The 6-year-old rhino named Akuti was artificially inseminated on January 9th. If Akuti brings the pregnancy to term, it will be the first time in the U.S. that a greater one-horned rhino gives birth to a calf conceived through induced ovulation.
According to Magill, the pregnancy was initially confirmed on March 24 through a rectal ultrasound, but it wasn't until recently that zoo staff members could indisputably confirm that Akuti had in fact conceived and the pregnancy was progressing normally.
Akuti, which means princess in Hindi, was born at the San Diego Zoo Safari Park on January 20th, 2012. She arrived at Zoo Miami in December 2015 and this is her first pregnancy. As the gestation period is close to 16 months, Akuti is due to give birth sometime in April 2019. Magill said the father of the expected baby is "Suru," a 17-year-old rhino also born at the San Diego Zoo. Magill also said that Suru arrived at Zoo Miami back in 2003.
Suru's sperm was also used to inseminate a rhino at Buffalo Zoo, who is also expecting. The animal has two previous offspring at Zoo Miami, which currently has four female baby one-horned rhinos. Magill said the fetus's ribs, backbone and strong beating heart can now be seen via ultrasound.
The greater one-horned rhino (or “Indian rhino”) is the largest of the rhino species. Once widespread across the entire northern part of the Indian sub-continent, rhino populations plummeted as they were hunted for sport or killed as agricultural pests. This pushed the species very close to extinction and by the end of the 20th century, fewer than 200 animals remained.

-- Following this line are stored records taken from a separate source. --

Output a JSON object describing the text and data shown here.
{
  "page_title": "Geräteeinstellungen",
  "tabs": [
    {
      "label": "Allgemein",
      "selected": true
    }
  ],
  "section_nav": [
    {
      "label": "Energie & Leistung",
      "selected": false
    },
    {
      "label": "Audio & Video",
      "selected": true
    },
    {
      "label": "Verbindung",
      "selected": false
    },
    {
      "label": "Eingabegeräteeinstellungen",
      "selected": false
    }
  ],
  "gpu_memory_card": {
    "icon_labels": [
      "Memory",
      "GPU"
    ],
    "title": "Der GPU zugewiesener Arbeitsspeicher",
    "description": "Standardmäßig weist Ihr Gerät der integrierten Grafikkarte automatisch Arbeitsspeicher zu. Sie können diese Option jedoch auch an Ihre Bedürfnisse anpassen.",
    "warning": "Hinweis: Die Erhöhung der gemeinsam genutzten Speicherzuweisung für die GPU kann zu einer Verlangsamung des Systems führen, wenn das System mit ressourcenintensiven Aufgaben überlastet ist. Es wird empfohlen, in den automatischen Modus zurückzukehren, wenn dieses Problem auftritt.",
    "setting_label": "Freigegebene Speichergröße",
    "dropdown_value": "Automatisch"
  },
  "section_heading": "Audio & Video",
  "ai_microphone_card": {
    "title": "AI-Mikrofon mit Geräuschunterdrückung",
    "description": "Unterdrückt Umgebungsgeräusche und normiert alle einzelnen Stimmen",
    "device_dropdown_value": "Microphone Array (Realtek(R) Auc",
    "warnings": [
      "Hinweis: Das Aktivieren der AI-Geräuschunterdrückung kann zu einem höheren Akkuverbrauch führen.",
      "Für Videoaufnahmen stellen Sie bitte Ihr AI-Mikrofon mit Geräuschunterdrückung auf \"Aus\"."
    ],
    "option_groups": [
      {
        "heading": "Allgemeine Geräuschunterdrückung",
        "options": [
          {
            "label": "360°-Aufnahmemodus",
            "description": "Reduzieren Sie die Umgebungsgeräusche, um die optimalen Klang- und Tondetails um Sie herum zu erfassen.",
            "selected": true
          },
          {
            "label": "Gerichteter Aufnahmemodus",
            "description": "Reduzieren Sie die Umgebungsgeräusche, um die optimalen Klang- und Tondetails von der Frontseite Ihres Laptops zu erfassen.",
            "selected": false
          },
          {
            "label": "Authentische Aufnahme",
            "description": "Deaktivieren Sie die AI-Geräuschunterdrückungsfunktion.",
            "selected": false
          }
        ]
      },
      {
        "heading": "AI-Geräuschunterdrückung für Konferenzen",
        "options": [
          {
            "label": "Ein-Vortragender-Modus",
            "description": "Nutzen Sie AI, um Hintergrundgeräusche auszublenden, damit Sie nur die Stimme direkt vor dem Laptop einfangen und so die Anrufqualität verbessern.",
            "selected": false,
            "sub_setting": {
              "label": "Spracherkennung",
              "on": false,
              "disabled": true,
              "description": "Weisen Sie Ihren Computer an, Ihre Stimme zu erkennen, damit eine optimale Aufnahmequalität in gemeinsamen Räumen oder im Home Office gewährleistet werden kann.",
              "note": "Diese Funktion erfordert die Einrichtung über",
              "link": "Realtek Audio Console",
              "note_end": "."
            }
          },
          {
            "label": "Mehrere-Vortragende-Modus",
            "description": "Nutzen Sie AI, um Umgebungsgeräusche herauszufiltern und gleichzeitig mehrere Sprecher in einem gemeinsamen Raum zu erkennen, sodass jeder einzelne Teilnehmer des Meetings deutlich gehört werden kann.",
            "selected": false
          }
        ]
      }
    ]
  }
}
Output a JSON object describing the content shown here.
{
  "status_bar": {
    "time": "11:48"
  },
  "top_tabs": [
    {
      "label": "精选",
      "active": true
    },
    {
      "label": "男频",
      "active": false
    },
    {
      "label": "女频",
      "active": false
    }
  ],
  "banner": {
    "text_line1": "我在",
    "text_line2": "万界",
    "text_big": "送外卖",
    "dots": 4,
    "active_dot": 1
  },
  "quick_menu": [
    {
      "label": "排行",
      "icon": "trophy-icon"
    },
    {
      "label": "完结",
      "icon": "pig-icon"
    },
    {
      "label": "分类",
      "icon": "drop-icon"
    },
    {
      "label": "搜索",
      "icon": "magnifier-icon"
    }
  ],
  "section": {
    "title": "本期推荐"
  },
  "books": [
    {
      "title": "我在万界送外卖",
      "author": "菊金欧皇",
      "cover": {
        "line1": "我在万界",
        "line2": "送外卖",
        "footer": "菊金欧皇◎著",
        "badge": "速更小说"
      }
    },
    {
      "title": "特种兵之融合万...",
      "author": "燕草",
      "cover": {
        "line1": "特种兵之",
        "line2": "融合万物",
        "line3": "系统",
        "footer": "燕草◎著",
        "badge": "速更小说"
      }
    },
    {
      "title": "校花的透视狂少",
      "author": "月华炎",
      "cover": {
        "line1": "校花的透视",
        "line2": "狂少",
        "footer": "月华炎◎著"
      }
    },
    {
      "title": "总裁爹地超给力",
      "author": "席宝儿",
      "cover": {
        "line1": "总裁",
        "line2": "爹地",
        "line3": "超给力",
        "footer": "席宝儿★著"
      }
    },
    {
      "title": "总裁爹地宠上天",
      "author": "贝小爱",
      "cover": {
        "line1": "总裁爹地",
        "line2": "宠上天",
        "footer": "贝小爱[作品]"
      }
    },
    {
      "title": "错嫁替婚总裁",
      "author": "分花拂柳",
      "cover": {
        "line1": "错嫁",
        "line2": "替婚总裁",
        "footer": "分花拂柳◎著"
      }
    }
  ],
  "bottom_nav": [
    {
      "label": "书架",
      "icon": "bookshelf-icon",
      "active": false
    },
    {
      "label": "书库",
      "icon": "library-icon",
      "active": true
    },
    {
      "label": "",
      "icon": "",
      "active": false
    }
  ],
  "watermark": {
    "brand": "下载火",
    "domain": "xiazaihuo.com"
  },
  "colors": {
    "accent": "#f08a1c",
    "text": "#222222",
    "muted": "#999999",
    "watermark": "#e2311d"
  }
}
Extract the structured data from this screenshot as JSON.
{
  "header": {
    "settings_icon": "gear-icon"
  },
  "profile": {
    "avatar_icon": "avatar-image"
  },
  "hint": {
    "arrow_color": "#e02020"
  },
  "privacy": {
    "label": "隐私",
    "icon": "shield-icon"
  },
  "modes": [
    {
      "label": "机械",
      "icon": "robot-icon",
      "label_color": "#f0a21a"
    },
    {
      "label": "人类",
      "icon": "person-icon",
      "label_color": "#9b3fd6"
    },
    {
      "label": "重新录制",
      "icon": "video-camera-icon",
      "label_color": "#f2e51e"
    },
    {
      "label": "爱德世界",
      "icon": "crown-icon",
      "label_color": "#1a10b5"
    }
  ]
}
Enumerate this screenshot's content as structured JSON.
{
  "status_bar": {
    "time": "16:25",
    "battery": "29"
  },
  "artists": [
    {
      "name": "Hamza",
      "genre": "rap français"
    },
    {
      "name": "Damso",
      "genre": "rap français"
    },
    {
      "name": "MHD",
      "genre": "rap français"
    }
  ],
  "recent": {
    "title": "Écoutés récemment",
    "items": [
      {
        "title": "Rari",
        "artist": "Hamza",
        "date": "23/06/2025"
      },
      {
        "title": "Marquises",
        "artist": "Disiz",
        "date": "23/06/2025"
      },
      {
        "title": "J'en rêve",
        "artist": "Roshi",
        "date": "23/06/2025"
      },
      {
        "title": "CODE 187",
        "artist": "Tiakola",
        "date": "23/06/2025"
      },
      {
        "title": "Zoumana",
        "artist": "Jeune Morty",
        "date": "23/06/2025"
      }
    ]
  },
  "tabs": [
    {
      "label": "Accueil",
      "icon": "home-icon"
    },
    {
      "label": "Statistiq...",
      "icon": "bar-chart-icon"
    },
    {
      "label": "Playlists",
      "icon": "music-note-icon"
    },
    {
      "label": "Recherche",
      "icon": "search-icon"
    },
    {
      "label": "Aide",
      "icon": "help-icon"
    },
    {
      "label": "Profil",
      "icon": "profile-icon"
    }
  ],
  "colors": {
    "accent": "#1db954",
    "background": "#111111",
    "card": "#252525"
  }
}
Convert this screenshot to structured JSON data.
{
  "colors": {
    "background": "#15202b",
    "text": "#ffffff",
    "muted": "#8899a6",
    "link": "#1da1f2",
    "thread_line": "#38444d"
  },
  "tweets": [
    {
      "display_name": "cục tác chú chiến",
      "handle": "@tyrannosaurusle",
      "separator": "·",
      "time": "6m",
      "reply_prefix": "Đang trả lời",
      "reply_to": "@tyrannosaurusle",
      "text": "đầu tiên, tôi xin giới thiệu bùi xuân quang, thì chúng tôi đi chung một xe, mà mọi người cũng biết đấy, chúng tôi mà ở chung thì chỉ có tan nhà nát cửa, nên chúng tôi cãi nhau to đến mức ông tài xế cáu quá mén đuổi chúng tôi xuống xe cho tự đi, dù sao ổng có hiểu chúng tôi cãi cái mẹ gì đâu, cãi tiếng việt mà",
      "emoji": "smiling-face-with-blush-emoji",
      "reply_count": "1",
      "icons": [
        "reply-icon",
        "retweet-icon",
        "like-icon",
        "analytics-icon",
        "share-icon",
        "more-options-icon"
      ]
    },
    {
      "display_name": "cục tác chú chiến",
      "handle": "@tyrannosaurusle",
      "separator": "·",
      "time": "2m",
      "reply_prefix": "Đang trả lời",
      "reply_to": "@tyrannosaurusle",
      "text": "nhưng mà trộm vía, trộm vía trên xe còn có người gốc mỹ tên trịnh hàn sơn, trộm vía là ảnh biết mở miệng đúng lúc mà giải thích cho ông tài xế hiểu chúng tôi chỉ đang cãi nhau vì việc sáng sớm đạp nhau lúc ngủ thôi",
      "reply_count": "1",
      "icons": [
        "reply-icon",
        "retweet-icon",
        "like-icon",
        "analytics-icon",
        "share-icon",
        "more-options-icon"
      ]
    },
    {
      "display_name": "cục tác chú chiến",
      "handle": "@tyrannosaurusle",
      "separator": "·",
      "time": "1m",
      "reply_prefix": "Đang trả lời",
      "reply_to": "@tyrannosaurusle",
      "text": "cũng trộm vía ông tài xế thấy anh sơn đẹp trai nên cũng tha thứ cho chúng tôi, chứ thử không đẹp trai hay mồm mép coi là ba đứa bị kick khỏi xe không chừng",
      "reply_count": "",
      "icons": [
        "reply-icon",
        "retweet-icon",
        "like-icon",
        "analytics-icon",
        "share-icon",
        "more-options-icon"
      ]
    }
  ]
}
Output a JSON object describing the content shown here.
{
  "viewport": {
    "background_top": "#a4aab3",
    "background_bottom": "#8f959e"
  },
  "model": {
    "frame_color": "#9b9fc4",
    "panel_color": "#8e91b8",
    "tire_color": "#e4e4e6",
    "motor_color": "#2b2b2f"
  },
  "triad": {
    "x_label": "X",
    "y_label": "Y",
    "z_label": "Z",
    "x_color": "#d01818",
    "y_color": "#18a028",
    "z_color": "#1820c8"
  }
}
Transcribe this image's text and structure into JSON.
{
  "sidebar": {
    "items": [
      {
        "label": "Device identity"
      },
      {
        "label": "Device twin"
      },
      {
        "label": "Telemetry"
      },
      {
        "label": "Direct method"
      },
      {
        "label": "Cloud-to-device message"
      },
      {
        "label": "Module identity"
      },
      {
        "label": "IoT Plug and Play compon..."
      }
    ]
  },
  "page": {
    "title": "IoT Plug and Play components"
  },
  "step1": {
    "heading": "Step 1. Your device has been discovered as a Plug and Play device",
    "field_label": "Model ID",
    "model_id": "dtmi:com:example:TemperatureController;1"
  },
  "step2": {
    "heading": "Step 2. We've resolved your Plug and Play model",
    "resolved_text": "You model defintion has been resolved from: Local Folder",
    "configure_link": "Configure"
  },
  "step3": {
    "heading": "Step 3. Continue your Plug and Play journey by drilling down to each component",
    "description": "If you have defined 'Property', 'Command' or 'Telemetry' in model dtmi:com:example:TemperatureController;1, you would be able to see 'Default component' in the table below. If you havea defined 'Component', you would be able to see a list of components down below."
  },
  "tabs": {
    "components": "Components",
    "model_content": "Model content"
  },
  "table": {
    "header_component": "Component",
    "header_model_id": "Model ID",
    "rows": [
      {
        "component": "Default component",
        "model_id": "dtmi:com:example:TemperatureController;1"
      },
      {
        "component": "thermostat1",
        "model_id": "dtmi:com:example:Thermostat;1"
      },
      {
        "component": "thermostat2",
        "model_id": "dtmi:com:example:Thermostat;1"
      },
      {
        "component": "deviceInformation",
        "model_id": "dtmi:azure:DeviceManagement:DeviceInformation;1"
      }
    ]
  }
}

The greater one-horned rhino is identified by a single black horn about 8-25 inches long and a grey-brown hide with skin folds, which gives it an armor-plated appearance. According to Magill, the horn is believed by some to have medicinal powers and is used by some cultures as status-defining dagger handles. The greater one-horned rhino is among one of the world's largest rhinos, with males exceeding 4,000 pounds.